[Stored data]

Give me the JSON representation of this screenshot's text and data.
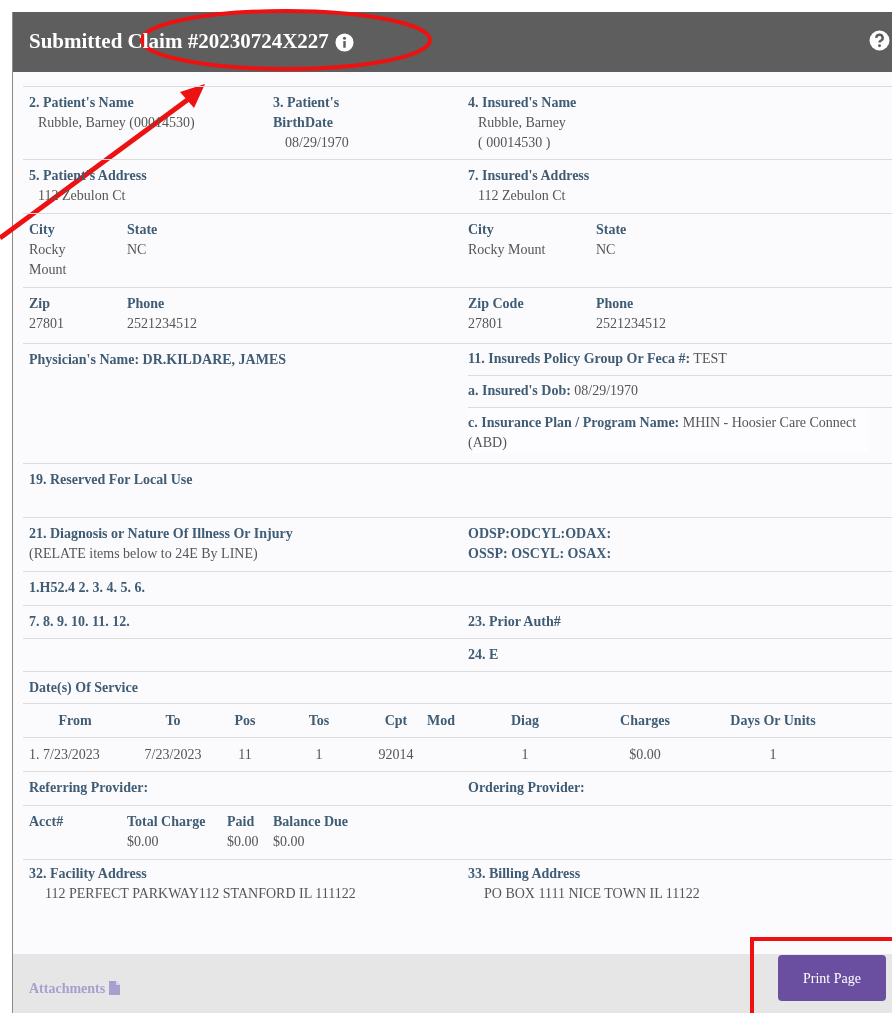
{
  "title": "Submitted Claim #20230724X227",
  "patient_name": {
    "label": "2. Patient's Name",
    "value": "Rubble, Barney (00014530)"
  },
  "patient_birthdate": {
    "label": "3. Patient's BirthDate",
    "value": "08/29/1970"
  },
  "insured_name": {
    "label": "4. Insured's Name",
    "lines": [
      "Rubble, Barney",
      "( 00014530 )"
    ]
  },
  "patient_address": {
    "label": "5. Patient's Address",
    "value": "112 Zebulon Ct"
  },
  "insured_address": {
    "label": "7. Insured's Address",
    "value": "112 Zebulon Ct"
  },
  "patient_city": {
    "label": "City",
    "value": "Rocky Mount"
  },
  "patient_state": {
    "label": "State",
    "value": "NC"
  },
  "insured_city": {
    "label": "City",
    "value": "Rocky Mount"
  },
  "insured_state": {
    "label": "State",
    "value": "NC"
  },
  "patient_zip": {
    "label": "Zip",
    "value": "27801"
  },
  "patient_phone": {
    "label": "Phone",
    "value": "2521234512"
  },
  "insured_zip": {
    "label": "Zip Code",
    "value": "27801"
  },
  "insured_phone": {
    "label": "Phone",
    "value": "2521234512"
  },
  "physician": "Physician's Name: DR.KILDARE, JAMES",
  "policy_group": {
    "label": "11. Insureds Policy Group Or Feca #:",
    "value": "TEST"
  },
  "insured_dob": {
    "label": "a. Insured's Dob:",
    "value": "08/29/1970"
  },
  "insurance_plan": {
    "label": "c. Insurance Plan / Program Name:",
    "value": "MHIN - Hoosier Care Connect (ABD)"
  },
  "reserved": "19. Reserved For Local Use",
  "diagnosis": {
    "label": "21. Diagnosis or Nature Of Illness Or Injury",
    "note": "(RELATE items below to 24E By LINE)"
  },
  "eye_od": "ODSP:ODCYL:ODAX:",
  "eye_os": "OSSP: OSCYL: OSAX:",
  "diagnosis_codes_1": "1.H52.4 2. 3. 4. 5. 6.",
  "diagnosis_codes_2": "7. 8. 9. 10. 11. 12.",
  "prior_auth": "23. Prior Auth#",
  "line_24e": "24. E",
  "service": {
    "title": "Date(s) Of Service",
    "columns": [
      "From",
      "To",
      "Pos",
      "Tos",
      "Cpt",
      "Mod",
      "Diag",
      "Charges",
      "Days Or Units"
    ],
    "rows": [
      [
        "1. 7/23/2023",
        "7/23/2023",
        "11",
        "1",
        "92014",
        null,
        "1",
        "$0.00",
        "1"
      ]
    ]
  },
  "referring_provider": "Referring Provider:",
  "ordering_provider": "Ordering Provider:",
  "totals": {
    "acct_label": "Acct#",
    "total_label": "Total Charge",
    "total": "$0.00",
    "paid_label": "Paid",
    "paid": "$0.00",
    "balance_label": "Balance Due",
    "balance": "$0.00"
  },
  "facility": {
    "label": "32. Facility Address",
    "value": "112 PERFECT PARKWAY112 STANFORD IL 111122"
  },
  "billing": {
    "label": "33. Billing Address",
    "value": "PO BOX 1111 NICE TOWN IL 11122"
  },
  "footer": {
    "attachments": "Attachments",
    "print": "Print Page"
  }
}
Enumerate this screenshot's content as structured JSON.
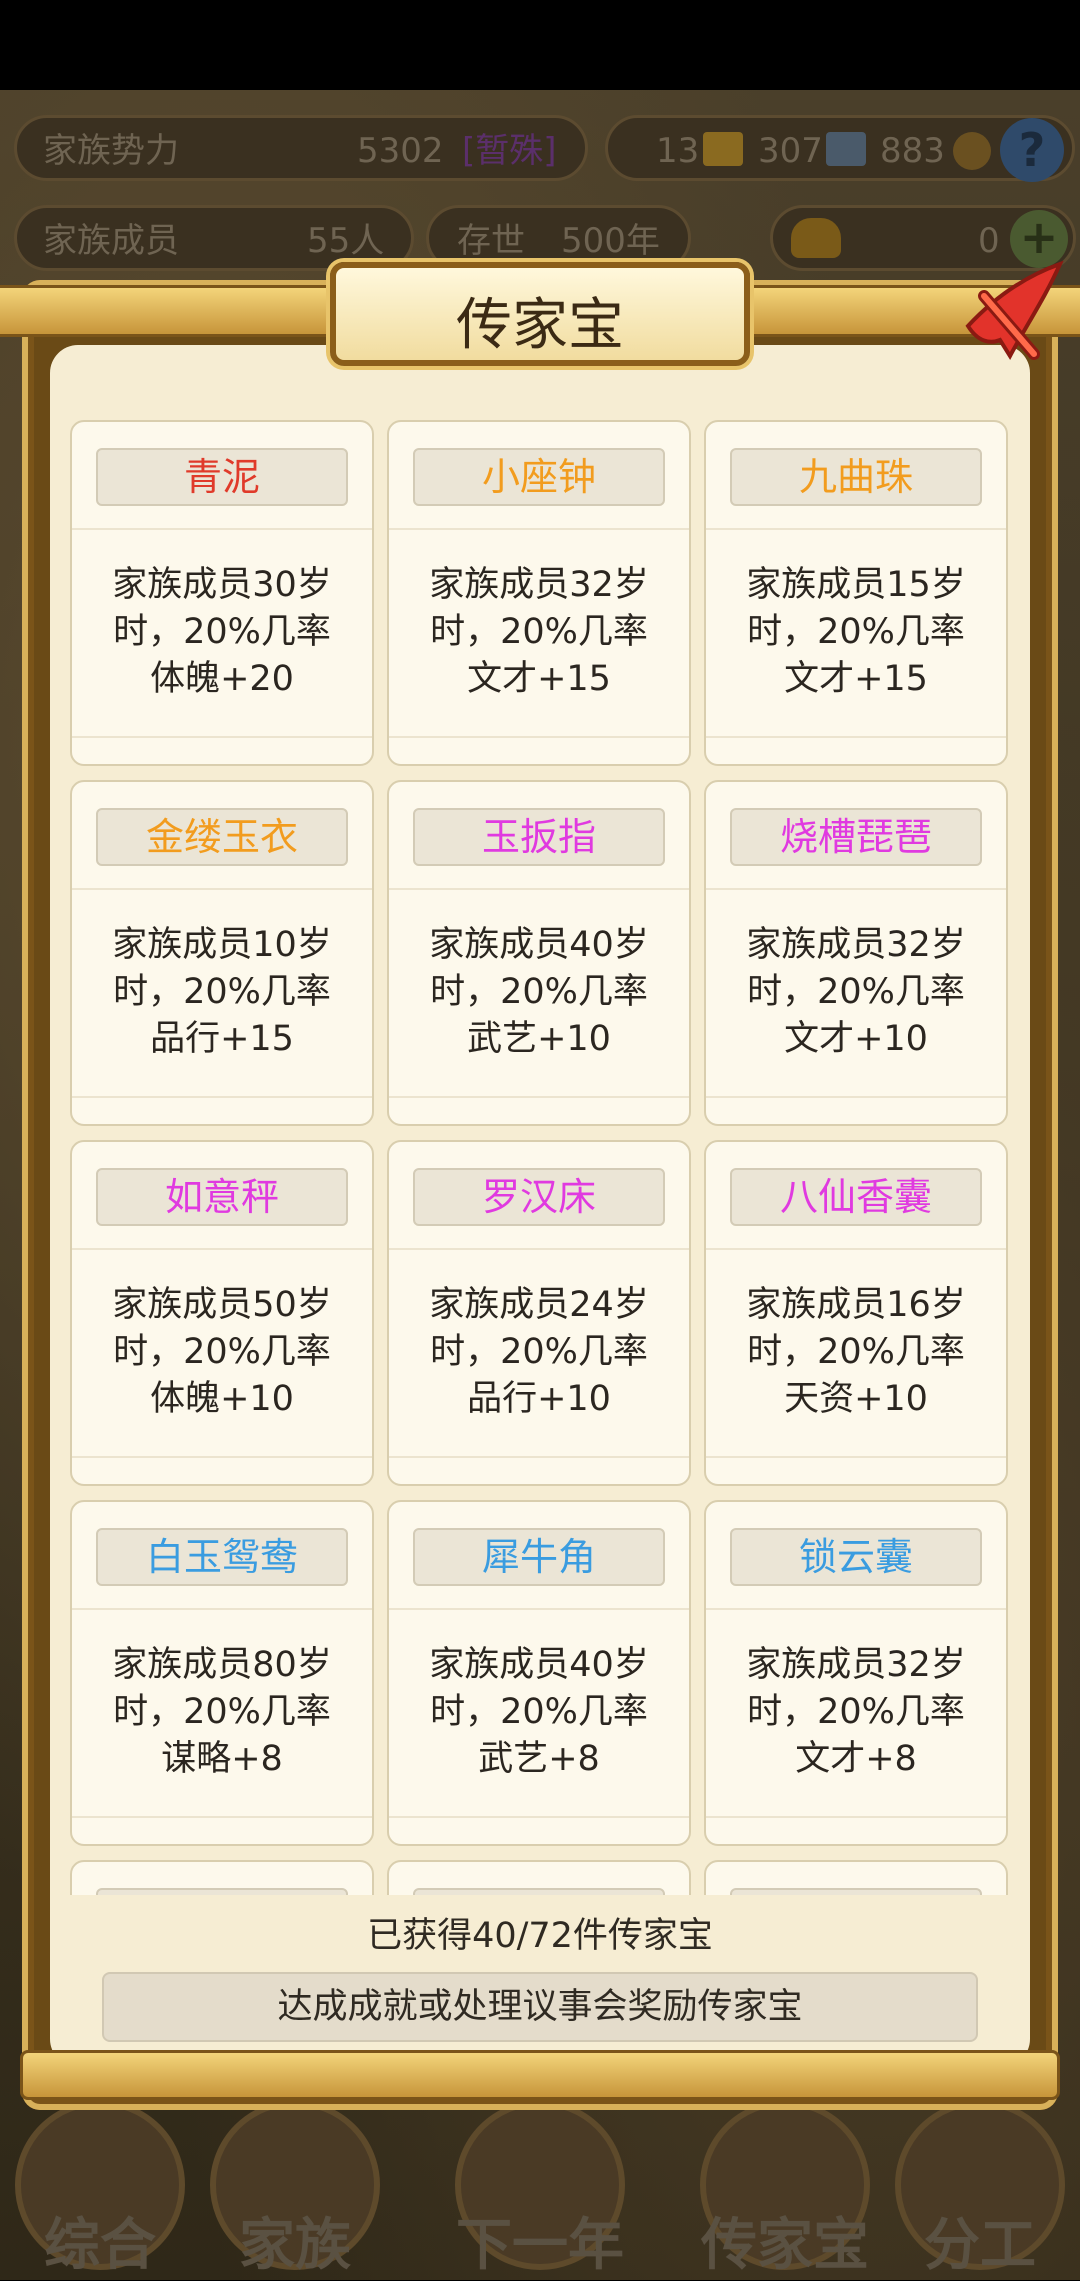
{
  "hud": {
    "power_label": "家族势力",
    "power_value": "5302",
    "power_rank": "[暂殊]",
    "resources": [
      "13",
      "307",
      "883"
    ],
    "members_label": "家族成员",
    "members_value": "55人",
    "age_label": "存世",
    "age_value": "500年",
    "gold_value": "0",
    "help": "?",
    "plus": "+"
  },
  "modal": {
    "title": "传家宝",
    "items": [
      {
        "name": "青泥",
        "color": "#e03a2a",
        "l1": "家族成员30岁",
        "l2": "时，20%几率",
        "l3": "体魄+20"
      },
      {
        "name": "小座钟",
        "color": "#f29c1e",
        "l1": "家族成员32岁",
        "l2": "时，20%几率",
        "l3": "文才+15"
      },
      {
        "name": "九曲珠",
        "color": "#f29c1e",
        "l1": "家族成员15岁",
        "l2": "时，20%几率",
        "l3": "文才+15"
      },
      {
        "name": "金缕玉衣",
        "color": "#f29c1e",
        "l1": "家族成员10岁",
        "l2": "时，20%几率",
        "l3": "品行+15"
      },
      {
        "name": "玉扳指",
        "color": "#e03ae0",
        "l1": "家族成员40岁",
        "l2": "时，20%几率",
        "l3": "武艺+10"
      },
      {
        "name": "烧槽琵琶",
        "color": "#e03ae0",
        "l1": "家族成员32岁",
        "l2": "时，20%几率",
        "l3": "文才+10"
      },
      {
        "name": "如意秤",
        "color": "#e03ae0",
        "l1": "家族成员50岁",
        "l2": "时，20%几率",
        "l3": "体魄+10"
      },
      {
        "name": "罗汉床",
        "color": "#e03ae0",
        "l1": "家族成员24岁",
        "l2": "时，20%几率",
        "l3": "品行+10"
      },
      {
        "name": "八仙香囊",
        "color": "#e03ae0",
        "l1": "家族成员16岁",
        "l2": "时，20%几率",
        "l3": "天资+10"
      },
      {
        "name": "白玉鸳鸯",
        "color": "#3a9ce0",
        "l1": "家族成员80岁",
        "l2": "时，20%几率",
        "l3": "谋略+8"
      },
      {
        "name": "犀牛角",
        "color": "#3a9ce0",
        "l1": "家族成员40岁",
        "l2": "时，20%几率",
        "l3": "武艺+8"
      },
      {
        "name": "锁云囊",
        "color": "#3a9ce0",
        "l1": "家族成员32岁",
        "l2": "时，20%几率",
        "l3": "文才+8"
      },
      {
        "name": "",
        "color": "#3a9ce0",
        "l1": "",
        "l2": "",
        "l3": ""
      },
      {
        "name": "",
        "color": "#3a9ce0",
        "l1": "",
        "l2": "",
        "l3": ""
      },
      {
        "name": "",
        "color": "#3a9ce0",
        "l1": "",
        "l2": "",
        "l3": ""
      }
    ],
    "count_text": "已获得40/72件传家宝",
    "hint_text": "达成成就或处理议事会奖励传家宝"
  },
  "nav": [
    "综合",
    "家族",
    "下一年",
    "传家宝",
    "分工"
  ]
}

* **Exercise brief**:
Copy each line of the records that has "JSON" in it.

* **Response box**:
Give me the JSON representation of this screenshot's text and data.
Enumerate this screenshot's content as structured JSON.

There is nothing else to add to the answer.